-------- Recorded information --------

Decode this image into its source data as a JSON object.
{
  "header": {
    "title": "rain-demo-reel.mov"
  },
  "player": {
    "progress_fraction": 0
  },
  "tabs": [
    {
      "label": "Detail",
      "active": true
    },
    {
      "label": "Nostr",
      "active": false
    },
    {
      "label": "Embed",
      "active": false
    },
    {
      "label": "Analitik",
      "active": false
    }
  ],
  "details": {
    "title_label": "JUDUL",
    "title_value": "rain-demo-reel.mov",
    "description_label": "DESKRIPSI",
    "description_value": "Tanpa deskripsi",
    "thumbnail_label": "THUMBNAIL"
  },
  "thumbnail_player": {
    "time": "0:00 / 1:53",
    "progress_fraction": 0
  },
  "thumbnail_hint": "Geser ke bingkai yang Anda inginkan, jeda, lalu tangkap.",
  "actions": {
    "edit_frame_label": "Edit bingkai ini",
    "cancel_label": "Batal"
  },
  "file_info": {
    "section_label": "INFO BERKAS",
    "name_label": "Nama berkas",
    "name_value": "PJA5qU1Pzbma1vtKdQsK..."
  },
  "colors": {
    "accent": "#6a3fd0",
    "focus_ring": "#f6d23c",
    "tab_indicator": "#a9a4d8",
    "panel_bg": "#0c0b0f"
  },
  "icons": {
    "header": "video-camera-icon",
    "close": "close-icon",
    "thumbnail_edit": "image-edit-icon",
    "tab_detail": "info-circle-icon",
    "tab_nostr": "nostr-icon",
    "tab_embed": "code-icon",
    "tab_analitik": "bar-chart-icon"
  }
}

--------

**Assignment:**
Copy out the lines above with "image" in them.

**Response to this task:**
Decode this image into its source data as a JSON object.
    "thumbnail_edit": "image-edit-icon",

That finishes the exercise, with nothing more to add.